App and web page records:
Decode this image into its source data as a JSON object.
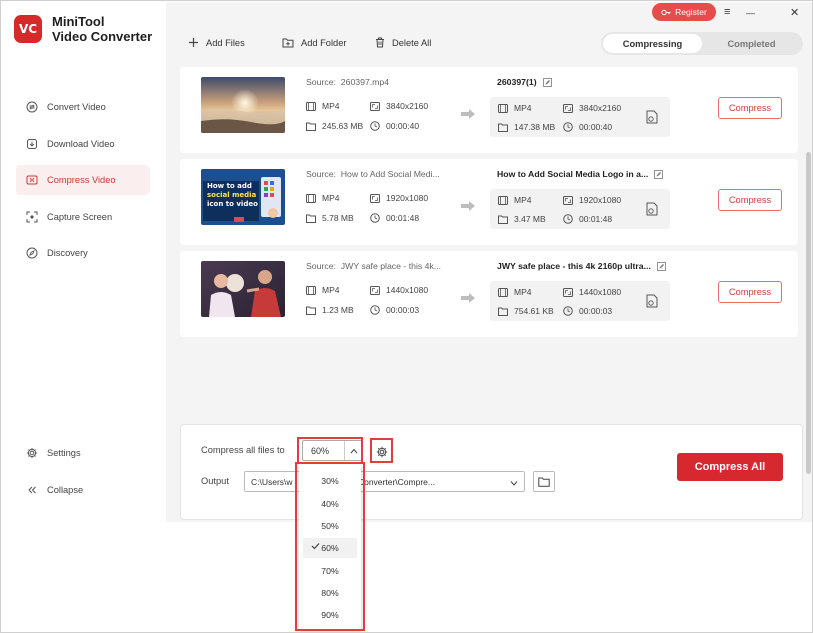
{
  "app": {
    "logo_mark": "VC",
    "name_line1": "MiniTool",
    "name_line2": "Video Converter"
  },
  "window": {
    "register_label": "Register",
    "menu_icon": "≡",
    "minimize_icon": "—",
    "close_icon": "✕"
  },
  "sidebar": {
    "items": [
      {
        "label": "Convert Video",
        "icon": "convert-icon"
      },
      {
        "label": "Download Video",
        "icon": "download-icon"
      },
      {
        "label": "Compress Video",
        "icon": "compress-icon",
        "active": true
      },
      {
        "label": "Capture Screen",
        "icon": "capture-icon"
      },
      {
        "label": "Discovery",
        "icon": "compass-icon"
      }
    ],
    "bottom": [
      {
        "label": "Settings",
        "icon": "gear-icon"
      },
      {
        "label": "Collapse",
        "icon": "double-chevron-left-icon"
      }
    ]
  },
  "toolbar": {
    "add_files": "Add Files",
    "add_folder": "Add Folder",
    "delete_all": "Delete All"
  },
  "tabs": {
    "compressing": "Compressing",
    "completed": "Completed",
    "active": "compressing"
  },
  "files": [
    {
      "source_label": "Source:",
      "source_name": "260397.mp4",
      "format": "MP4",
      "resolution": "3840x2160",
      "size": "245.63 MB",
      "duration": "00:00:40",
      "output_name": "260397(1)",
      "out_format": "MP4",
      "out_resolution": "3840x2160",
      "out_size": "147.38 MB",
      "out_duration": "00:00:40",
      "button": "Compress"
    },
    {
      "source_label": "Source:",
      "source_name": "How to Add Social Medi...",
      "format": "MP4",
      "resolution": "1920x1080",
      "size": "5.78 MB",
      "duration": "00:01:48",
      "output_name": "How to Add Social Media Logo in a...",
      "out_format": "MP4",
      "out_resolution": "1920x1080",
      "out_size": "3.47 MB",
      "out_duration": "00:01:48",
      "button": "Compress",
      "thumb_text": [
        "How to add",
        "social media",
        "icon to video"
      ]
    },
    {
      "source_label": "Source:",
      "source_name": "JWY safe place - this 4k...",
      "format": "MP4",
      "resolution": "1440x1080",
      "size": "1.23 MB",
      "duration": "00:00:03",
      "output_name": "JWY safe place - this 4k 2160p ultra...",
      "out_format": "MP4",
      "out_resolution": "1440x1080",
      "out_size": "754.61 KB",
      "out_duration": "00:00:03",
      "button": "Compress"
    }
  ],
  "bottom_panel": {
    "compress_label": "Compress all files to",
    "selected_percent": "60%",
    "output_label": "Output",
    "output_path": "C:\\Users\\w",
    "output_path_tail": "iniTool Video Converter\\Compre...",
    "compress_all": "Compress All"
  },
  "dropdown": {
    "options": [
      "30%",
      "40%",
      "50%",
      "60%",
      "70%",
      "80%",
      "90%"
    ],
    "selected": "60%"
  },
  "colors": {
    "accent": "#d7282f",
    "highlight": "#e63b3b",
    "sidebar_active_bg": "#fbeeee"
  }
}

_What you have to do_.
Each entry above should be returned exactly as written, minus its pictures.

_Answer section_.
Decode this image into its source data as a JSON object.
{
  "app": {
    "logo_mark": "VC",
    "name_line1": "MiniTool",
    "name_line2": "Video Converter"
  },
  "window": {
    "register_label": "Register",
    "menu_icon": "≡",
    "minimize_icon": "—",
    "close_icon": "✕"
  },
  "sidebar": {
    "items": [
      {
        "label": "Convert Video",
        "icon": "convert-icon"
      },
      {
        "label": "Download Video",
        "icon": "download-icon"
      },
      {
        "label": "Compress Video",
        "icon": "compress-icon",
        "active": true
      },
      {
        "label": "Capture Screen",
        "icon": "capture-icon"
      },
      {
        "label": "Discovery",
        "icon": "compass-icon"
      }
    ],
    "bottom": [
      {
        "label": "Settings",
        "icon": "gear-icon"
      },
      {
        "label": "Collapse",
        "icon": "double-chevron-left-icon"
      }
    ]
  },
  "toolbar": {
    "add_files": "Add Files",
    "add_folder": "Add Folder",
    "delete_all": "Delete All"
  },
  "tabs": {
    "compressing": "Compressing",
    "completed": "Completed",
    "active": "compressing"
  },
  "files": [
    {
      "source_label": "Source:",
      "source_name": "260397.mp4",
      "format": "MP4",
      "resolution": "3840x2160",
      "size": "245.63 MB",
      "duration": "00:00:40",
      "output_name": "260397(1)",
      "out_format": "MP4",
      "out_resolution": "3840x2160",
      "out_size": "147.38 MB",
      "out_duration": "00:00:40",
      "button": "Compress"
    },
    {
      "source_label": "Source:",
      "source_name": "How to Add Social Medi...",
      "format": "MP4",
      "resolution": "1920x1080",
      "size": "5.78 MB",
      "duration": "00:01:48",
      "output_name": "How to Add Social Media Logo in a...",
      "out_format": "MP4",
      "out_resolution": "1920x1080",
      "out_size": "3.47 MB",
      "out_duration": "00:01:48",
      "button": "Compress",
      "thumb_text": [
        "How to add",
        "social media",
        "icon to video"
      ]
    },
    {
      "source_label": "Source:",
      "source_name": "JWY safe place - this 4k...",
      "format": "MP4",
      "resolution": "1440x1080",
      "size": "1.23 MB",
      "duration": "00:00:03",
      "output_name": "JWY safe place - this 4k 2160p ultra...",
      "out_format": "MP4",
      "out_resolution": "1440x1080",
      "out_size": "754.61 KB",
      "out_duration": "00:00:03",
      "button": "Compress"
    }
  ],
  "bottom_panel": {
    "compress_label": "Compress all files to",
    "selected_percent": "60%",
    "output_label": "Output",
    "output_path": "C:\\Users\\w",
    "output_path_tail": "iniTool Video Converter\\Compre...",
    "compress_all": "Compress All"
  },
  "dropdown": {
    "options": [
      "30%",
      "40%",
      "50%",
      "60%",
      "70%",
      "80%",
      "90%"
    ],
    "selected": "60%"
  },
  "colors": {
    "accent": "#d7282f",
    "highlight": "#e63b3b",
    "sidebar_active_bg": "#fbeeee"
  }
}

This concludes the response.